- On gun laws, a small but significant majority (55%) say it is more important to control who can buy guns than it is to protect the right to own guns (41%). “Candidates who campaign on gun control in Virginia will depend upon key elements of the electorate showing up to vote: women, minorities, independents and voters under 45,” Kidd said. “That’s why Democrats are more eager to talk about gun control these days.”
- On redistricting, a majority (51%) backs creation of an independent commission to draw election district boundaries, but the responses show a partisan gulf, with Democrats in support and Republicans opposed. However, majorities of Republicans (53%) and Democrats (52%) agree that partisan voting data should be banned from the process of shaping legislative districts.
The Wason Center survey was based on interviews with 804 registered voters, conducted January 18-19. The margin of error overall is +/- 3.5%.More findings on the "flip," including approval/disapproval ratings for Gov. McAuliffe, LG Ralph Northam, AG Mark Herring, etc.
- Terry McAuliffe has a 45%-32% (+13) approval rating as governor, down sharply from 53%-23% (+30) in September 2015.
- Virginia are basically even divided (40%-41%) on whether the state is moving in the right direction or wrong direction.

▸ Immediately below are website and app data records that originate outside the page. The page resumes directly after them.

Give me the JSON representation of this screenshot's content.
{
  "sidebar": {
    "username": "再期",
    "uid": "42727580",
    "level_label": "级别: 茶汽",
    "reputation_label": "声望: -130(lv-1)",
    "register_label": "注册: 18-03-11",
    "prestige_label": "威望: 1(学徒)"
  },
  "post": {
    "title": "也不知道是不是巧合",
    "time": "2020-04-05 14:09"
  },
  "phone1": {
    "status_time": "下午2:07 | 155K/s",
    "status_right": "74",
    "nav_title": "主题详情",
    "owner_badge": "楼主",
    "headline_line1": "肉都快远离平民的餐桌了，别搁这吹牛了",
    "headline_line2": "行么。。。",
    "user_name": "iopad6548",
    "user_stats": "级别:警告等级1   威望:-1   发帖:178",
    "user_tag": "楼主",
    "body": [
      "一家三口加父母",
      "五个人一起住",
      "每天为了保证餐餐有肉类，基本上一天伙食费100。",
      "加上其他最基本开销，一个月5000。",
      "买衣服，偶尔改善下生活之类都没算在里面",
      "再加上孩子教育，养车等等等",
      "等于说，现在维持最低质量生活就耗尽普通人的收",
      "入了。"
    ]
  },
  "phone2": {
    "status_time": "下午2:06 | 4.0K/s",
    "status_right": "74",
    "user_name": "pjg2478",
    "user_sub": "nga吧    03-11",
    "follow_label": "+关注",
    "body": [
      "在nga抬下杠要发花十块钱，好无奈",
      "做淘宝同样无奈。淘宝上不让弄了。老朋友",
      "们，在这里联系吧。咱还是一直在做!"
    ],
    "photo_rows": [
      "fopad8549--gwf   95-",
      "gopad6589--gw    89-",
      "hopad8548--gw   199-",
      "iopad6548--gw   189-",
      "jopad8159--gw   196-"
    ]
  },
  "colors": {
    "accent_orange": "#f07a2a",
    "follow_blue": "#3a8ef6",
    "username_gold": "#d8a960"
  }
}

- AG Mark Herring gets a 33%-27% (+6) approval/disapproval rating, down sharply from 39%-19% (+20) in September 2015.
- LG Ralph Northam gets a 26%-12% (+14) approval/disapproval rating, the same as in September 2015. A whopping 63% have no opinion.
- Ed Gillespie has a 22%-13% approval/disapproval rating.
- Ken Cuccinelli has a 31%-29% approval/disapproval rating. It boggles my mind that there can even be 31% of Virginians who approve of this extremist, but on the other hand, Trump is leading the GOP field right now...
- By a 62%-29% margin, Virginia support hospitals' offer "to make contributions so that hospitals - not taxpayers - cover the state’s 10% cost" of Medicaid expansion.
- By an enormous, overwhelming 88%-10% margin, Virginians support " Making private gun sales and sales at guns shows subject to background checks."
- By a 62%-33% margin, Virginians support a "ban on assault-style weapons."
- By a massive 84%-14% margin, Virginians oppose allowing "anyone who legally owns a gun to conceal carry without a permit."